■ Dataset content
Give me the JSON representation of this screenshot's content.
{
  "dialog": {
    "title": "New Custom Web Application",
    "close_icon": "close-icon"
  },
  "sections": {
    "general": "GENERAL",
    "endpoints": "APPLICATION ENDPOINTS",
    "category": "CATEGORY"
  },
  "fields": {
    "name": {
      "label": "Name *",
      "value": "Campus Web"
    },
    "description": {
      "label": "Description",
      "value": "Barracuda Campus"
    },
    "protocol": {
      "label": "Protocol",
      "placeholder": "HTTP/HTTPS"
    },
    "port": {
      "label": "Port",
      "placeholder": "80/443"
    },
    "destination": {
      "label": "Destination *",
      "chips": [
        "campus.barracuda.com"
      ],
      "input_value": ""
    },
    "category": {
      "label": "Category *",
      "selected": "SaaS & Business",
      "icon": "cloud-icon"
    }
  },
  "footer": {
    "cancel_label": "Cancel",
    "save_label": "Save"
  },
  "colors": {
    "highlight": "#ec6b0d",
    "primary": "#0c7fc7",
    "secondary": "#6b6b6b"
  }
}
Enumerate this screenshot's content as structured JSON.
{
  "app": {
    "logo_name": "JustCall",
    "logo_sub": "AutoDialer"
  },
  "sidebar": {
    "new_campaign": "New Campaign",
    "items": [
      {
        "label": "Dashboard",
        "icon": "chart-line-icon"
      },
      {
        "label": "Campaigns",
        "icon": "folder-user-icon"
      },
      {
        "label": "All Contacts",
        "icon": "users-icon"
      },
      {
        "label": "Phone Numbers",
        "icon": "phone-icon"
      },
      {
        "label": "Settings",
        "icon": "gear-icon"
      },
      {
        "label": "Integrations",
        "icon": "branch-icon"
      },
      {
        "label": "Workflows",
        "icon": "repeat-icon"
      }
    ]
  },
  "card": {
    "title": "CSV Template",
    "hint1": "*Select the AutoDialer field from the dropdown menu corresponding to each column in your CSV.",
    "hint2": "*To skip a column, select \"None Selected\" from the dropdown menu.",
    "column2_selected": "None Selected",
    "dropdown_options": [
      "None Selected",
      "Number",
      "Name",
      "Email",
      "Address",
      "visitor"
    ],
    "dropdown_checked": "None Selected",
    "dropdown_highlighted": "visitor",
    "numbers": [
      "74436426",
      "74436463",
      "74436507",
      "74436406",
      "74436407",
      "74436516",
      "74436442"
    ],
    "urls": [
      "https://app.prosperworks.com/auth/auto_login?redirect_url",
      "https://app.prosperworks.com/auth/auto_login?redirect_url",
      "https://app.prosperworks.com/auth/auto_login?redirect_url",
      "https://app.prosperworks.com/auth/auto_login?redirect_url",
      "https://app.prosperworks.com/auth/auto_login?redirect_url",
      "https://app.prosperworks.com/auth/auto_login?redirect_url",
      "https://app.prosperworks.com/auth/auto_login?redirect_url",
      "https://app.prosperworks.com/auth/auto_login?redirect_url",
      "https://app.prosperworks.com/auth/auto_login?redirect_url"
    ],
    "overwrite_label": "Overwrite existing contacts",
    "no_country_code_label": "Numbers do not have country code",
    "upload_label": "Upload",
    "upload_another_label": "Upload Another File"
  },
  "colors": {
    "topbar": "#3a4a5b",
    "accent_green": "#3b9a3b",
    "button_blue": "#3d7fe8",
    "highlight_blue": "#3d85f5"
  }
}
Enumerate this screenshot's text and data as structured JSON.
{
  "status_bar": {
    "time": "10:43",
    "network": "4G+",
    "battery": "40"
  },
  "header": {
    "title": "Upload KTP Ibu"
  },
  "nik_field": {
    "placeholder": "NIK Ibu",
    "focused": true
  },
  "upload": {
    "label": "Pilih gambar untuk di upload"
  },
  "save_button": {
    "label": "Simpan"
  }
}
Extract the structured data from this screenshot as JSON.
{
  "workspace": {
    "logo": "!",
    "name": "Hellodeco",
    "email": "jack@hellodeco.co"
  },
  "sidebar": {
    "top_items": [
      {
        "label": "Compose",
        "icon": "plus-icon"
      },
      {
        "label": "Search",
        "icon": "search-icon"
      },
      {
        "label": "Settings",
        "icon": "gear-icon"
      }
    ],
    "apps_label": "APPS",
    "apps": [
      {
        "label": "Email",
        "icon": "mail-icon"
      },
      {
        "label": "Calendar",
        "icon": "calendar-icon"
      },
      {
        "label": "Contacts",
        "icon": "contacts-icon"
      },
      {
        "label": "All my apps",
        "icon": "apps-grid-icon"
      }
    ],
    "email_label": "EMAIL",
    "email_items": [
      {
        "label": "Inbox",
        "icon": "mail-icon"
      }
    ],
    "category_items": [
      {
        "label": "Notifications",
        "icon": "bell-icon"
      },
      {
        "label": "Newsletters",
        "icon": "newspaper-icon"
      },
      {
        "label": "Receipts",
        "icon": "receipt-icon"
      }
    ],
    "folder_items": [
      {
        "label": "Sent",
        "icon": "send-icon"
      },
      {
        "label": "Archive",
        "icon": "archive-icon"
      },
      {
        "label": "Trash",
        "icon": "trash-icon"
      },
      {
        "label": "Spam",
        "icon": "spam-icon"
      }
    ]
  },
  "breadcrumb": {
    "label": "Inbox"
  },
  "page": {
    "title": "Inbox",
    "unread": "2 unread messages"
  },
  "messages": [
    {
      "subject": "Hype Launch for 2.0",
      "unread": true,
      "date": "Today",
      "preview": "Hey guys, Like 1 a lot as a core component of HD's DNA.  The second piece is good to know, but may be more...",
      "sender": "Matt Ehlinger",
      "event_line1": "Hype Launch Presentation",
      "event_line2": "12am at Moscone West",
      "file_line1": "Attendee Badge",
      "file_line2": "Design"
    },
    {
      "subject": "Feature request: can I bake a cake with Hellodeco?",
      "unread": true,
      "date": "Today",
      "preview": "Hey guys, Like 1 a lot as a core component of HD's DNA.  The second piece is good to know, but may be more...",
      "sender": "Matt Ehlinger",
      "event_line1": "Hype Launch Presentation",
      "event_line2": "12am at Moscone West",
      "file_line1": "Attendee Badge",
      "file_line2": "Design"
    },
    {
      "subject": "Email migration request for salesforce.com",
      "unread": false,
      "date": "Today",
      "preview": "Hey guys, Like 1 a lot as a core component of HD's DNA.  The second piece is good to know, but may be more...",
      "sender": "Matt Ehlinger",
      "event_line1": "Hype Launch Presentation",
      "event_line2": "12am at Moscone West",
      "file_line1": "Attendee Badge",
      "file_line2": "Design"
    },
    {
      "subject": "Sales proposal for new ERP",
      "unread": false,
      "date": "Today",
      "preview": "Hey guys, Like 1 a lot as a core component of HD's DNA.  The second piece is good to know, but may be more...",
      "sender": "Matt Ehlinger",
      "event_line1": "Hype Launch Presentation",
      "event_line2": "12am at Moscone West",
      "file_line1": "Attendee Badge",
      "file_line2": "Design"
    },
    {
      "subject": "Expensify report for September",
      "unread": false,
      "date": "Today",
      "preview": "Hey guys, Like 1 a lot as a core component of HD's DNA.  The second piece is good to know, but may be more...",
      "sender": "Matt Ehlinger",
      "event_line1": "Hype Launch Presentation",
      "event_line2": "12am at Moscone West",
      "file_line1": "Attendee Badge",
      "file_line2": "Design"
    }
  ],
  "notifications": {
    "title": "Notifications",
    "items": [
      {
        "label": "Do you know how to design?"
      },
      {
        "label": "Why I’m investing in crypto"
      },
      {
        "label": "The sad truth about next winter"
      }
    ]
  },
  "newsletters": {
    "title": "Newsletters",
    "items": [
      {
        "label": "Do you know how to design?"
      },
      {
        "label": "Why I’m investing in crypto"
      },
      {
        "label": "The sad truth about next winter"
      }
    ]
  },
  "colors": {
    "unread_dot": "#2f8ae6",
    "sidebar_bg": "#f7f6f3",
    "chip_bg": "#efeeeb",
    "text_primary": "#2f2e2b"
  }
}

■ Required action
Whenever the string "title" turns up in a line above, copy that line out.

■ Answer space
    "title": "New Custom Web Application",
    "title": "CSV Template",
    "title": "Upload KTP Ibu"
    "title": "Inbox",
    "title": "Notifications",
    "title": "Newsletters",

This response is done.